How Do We Manage the Crowd?

Published on March 2, 2021

Bauer Researchers Examine Method for Shaping UGC Creative Content Online

Professor and Bauer Senior Fellow Yili “Kevin” Hong

You don’t have to look beyond online platforms like Reddit, Facebook, Yelp and multiple others to understand why there is keen interest in uncovering new ways to help shape user-generated content (UGC).

The fallout from a much-publicized organized buyup of GameStop stocks by a Reddit subgroup of investors comes to mind. Facebook’s ongoing efforts to weed out posts containing erroneous political information, and to correctly target users’ newsfeeds with relevant content is yet another example.

A recent paper from a team of Information Sciences (IS) researchers that includes C. T. Bauer College of Business Professor and Bauer Senior Fellow Yili (Kevin) Hong, begins to answer a timely question for platform operators, “How do we manage the crowd?” The research, “How Do Peer Awards Motivate Creative Content? Experimental Evidence from Reddit,” (Gordon Burtch, Qinglai He,Hong, Dokyun Lee), forthcoming in the Top Tier academic journal Management Science, identifies a method for shaping UGC creative content online.

Hong and Gordon Burtch, Associate Professor and McKnight Presidential Fellow at the University of Minnesota, recently discussed their research, which involved randomly awarding peer awards to 905 Reddit users who posted their creative writing in a novel-writing subgroup over a two-month period.

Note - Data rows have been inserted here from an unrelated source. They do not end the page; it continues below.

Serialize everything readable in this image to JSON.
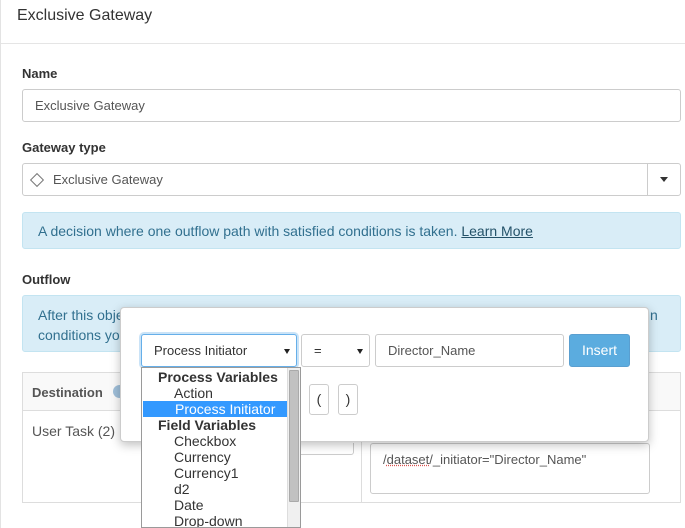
{
  "header": {
    "title": "Exclusive Gateway"
  },
  "name_field": {
    "label": "Name",
    "value": "Exclusive Gateway"
  },
  "gateway_type": {
    "label": "Gateway type",
    "selected": "Exclusive Gateway",
    "icon": "diamond-icon"
  },
  "info": {
    "text": "A decision where one outflow path with satisfied conditions is taken.",
    "link": "Learn More"
  },
  "outflow": {
    "label": "Outflow",
    "info_line1": "After this obje",
    "info_line1_end": "n",
    "info_line2": "conditions yo",
    "table": {
      "header_destination": "Destination",
      "row_destination": "User Task (2)",
      "condition_pre": "/",
      "condition_underlined": "dataset",
      "condition_post": "/_initiator=\"Director_Name\""
    }
  },
  "popover": {
    "variable_select": "Process Initiator",
    "operator_select": "=",
    "value_input": "Director_Name",
    "insert_label": "Insert",
    "open_paren": "(",
    "close_paren": ")"
  },
  "dropdown": {
    "items": [
      {
        "label": "Process Variables",
        "group": true
      },
      {
        "label": "Action"
      },
      {
        "label": "Process Initiator",
        "selected": true
      },
      {
        "label": "Field Variables",
        "group": true
      },
      {
        "label": "Checkbox"
      },
      {
        "label": "Currency"
      },
      {
        "label": "Currency1"
      },
      {
        "label": "d2"
      },
      {
        "label": "Date"
      },
      {
        "label": "Drop-down"
      }
    ]
  },
  "colors": {
    "info_bg": "#d9edf7",
    "info_text": "#31708f",
    "insert_bg": "#5bacdf",
    "selection": "#3399ff"
  }
}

The research team, including He, an Arizona State University doctoral student (joining University of Wisconsin Madison as an Assistant Professor this fall) and Lee, an Assistant Professor at Carnegie Mellon University, predicted that the writers who received the peer awards would produce a larger volume of content, particularly for new community members. They measured novelty in two ways: The addition of new users, who are shown to bring a fresh perspective to the community, or existing users’ whose contributions showed experimentation. The authors showed that award recipients produced contents with textual similarity to their awarded content. They concluded that “because the effects were most pronounced among new community members, who also produce content that in general is systematically more novel than that of established members to begin with, this process yields a desirable outcome: larger volumes of generally novel UGC for the community.”

“Peer recognition and a feeling of inclusion are particularly meaningful for new community members,” Hong said. “This can be an effective tool to obtain new users and to retain them long-term.”

In designing the study, researchers have also advanced researchers’ ability to extract meaningful information from creative text using machine learning, an emerging area of IS research that holds more challenges than mining more easily quantifiable data.

“This is quite on the leading edge of new research,” Hong said. “We are looking at novelty and creativity, how do we measure them?  It involves extracting information from alternative, non-numerical data sources and processing these textual documents into numerical values to create a meaningful interpretation of them.” 

The work also provides new insights in the long-standing study of the role of incentive and rewards in motivating employees, Burtch said, with the Internet setting introducing a host of new factors to be considered from a research perspective.

“With these rewards, it’s not clear who gave it to them,” Burtch said. “You don’t know who’s giving it to you and you don’t know why they’re giving it to you, or if one person’s opinion is representative of the larger audience. But our research shows the rewards are motivational to a significant degree.”

The ability of peer awards to influence community-building is an area the researchers are looking at further, especially in the context of political divisiveness, Burtch said.

“As a community building tool, if you deploy this thing, does the community become more cohesive? Could it be used as a digital intervention in preventing ‘fake news’?”

With so many further streams of research left unexplored, the existing work’s importance can be summed up simply, Hong said.

“Ultimately, our findings suggest a way for new platforms to retain new users and encourage their long-term engagement.”

Hong serves as Director of Bauer College Ph.D. Programs in addition to researching and teaching as a faculty member in Bauer’s Department of Decision and Information Sciences. He is a Senior Editor of Production and Operations Management, and an Associate Editor of Information Systems Research (ISR) and the Journal of the Association for Information Systems (all Tier 1 journals).

An expert on digital platforms, future of work, and human-AI interaction, Hong was ranked #3 in the world in his field, based on publications in the Top 4 Management Information Systems (MIS) journals between 2016 and 2018. He has also been a research scientist for a number of tech companies, including Alibaba, Lyft, Freelancer, Magene, fits.me, Summer, and Picmonic.

By Julie Bonnin